FRiENDi buoyed by demand for basic services
Rising consumer demand in the Middle East for basic mobile services has buoyed expansion prospects of the telecommunications operator FRiENDi Group.
The Dubai company has partnered with Zain in Saudi Arabia, one of three countries in the region where it operates. Its other operations are in Oman and Jordan, where it has launched a mobile virtual network operator (MVNO) service .
MVNO companies purchase voice and text packages at wholesale rates from existing telecoms operators and create bundled offerings for subscribers.
MVNOs typically yield Ebitda (earnings before interest, taxation, depreciation and amortisation) margins of 10 to 15 per cent, less than the 30 per cent to 50 per cent that traditional telecoms firms realise.
Mikkel Vinter, the founder and chief executive of FRiENDi Group, said the company was not operating an MVNO in Saudi Arabia because the kingdom's regulator did not offer licences for the service.
Instead, customers will remain Zain Saudi Arabia subscribers but will be entitled to FRiENDi's promotional voice and text rates.
"This is a partnership deal between us and Zain where we will jointly launch the FRiENDi mobile as a package," Mr Vinter said. "It's relatively similar to what Qtel has done with Virgin in Qatar. That's a model we've chosen because that's what can be done in the country."
FRiENDi was one of the first MVNO operators to launch in the Middle East and now has about 350,000 subscribers in the region, Mr Vinter said. About 100,000 of those are in Jordan, where the company launched services last June in partnership with Zain, while the rest are in Oman.
"There is quite a lot of interest with various regulators and operators across the region now with this model, so we are very optimistic we have a good business in place," Mr Vinter said.

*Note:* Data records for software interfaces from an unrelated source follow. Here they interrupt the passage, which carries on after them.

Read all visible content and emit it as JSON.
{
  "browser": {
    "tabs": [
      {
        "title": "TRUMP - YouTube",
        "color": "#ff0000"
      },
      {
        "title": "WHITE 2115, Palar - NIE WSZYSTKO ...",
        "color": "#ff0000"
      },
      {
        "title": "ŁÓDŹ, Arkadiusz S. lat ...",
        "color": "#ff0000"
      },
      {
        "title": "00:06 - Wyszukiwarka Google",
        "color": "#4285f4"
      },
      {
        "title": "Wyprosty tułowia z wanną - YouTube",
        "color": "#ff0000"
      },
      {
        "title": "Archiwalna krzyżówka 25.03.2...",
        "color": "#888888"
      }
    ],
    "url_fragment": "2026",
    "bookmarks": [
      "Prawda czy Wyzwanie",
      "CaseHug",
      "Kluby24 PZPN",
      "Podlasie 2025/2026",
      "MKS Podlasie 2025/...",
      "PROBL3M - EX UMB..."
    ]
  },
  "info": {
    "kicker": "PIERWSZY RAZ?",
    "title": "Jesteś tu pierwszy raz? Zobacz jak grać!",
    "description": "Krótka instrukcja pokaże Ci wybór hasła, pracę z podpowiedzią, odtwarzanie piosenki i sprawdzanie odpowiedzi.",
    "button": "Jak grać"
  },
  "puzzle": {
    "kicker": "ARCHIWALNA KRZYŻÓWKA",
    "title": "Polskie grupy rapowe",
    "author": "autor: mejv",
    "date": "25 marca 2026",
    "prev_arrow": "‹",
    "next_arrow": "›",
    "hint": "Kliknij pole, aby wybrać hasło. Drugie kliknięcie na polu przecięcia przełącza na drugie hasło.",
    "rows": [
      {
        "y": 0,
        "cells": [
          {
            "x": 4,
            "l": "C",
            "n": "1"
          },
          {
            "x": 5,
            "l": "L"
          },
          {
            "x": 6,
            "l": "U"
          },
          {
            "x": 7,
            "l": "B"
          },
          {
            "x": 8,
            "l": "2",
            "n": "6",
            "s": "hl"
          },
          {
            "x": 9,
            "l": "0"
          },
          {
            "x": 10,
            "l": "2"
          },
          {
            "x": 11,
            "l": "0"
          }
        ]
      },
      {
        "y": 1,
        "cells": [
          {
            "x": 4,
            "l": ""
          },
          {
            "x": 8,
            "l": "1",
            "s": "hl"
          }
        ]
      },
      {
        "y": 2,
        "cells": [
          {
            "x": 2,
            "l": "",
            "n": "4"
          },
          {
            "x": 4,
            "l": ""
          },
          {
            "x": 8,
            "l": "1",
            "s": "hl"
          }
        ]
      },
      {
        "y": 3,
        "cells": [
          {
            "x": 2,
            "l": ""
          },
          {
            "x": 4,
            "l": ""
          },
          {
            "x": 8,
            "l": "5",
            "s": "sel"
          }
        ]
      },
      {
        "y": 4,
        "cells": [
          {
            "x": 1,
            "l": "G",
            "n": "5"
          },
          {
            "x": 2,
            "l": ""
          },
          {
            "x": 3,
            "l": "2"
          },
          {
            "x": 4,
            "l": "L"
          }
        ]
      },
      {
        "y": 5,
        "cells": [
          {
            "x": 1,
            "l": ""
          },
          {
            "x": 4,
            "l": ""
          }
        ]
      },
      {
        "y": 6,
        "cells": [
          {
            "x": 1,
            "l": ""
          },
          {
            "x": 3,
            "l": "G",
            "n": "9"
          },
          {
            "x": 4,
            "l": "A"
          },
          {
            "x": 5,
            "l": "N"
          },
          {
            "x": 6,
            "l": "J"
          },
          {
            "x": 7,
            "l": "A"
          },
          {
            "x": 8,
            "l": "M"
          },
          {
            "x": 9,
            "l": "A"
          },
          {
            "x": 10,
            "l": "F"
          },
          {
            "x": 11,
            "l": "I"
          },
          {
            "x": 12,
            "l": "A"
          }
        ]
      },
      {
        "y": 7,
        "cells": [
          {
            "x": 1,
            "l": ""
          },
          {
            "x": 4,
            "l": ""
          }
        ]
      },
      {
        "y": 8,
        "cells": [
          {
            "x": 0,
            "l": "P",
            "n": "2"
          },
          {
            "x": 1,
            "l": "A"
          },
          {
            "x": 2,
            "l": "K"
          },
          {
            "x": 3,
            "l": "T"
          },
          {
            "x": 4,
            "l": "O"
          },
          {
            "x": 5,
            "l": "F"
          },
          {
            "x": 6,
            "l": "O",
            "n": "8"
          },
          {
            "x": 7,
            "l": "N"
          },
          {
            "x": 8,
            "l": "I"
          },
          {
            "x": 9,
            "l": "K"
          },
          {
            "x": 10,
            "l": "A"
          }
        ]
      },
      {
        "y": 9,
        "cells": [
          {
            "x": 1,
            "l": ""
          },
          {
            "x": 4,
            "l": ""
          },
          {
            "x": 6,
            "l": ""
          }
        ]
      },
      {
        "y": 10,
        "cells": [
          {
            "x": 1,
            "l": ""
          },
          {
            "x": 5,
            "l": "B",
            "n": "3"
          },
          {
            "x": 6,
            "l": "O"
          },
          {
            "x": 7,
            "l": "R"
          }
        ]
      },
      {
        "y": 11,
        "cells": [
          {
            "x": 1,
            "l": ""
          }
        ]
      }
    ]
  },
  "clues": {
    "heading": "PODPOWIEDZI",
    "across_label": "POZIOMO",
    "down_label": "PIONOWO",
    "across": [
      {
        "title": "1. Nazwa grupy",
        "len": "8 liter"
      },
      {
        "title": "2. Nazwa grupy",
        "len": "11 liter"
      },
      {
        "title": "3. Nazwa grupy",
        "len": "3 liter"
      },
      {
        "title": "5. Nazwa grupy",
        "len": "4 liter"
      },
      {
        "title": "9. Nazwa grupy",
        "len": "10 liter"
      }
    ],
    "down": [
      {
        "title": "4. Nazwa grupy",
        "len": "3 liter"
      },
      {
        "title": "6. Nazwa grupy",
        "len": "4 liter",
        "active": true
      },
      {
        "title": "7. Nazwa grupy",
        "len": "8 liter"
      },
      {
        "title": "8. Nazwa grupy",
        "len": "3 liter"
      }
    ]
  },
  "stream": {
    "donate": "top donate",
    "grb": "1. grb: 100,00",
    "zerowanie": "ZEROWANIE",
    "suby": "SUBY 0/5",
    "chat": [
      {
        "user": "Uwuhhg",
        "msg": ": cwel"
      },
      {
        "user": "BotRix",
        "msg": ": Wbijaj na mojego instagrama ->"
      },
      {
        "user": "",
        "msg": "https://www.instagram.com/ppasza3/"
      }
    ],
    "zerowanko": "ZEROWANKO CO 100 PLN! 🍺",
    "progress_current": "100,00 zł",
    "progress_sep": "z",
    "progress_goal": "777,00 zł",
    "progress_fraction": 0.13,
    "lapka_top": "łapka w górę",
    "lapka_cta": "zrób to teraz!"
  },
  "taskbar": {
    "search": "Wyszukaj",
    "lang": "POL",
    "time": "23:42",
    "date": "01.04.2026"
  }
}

He said the company was not yet profitable despite its growth, but he forecast it would break even in its Oman operations in the next six months.
"On average, we take 18 to 24 months for an operation to break even," Mr Vinter said. "So, it's about 18 months since we launched in Oman, so that's on track to break even.
"It will still be a little while until we break even on a group level."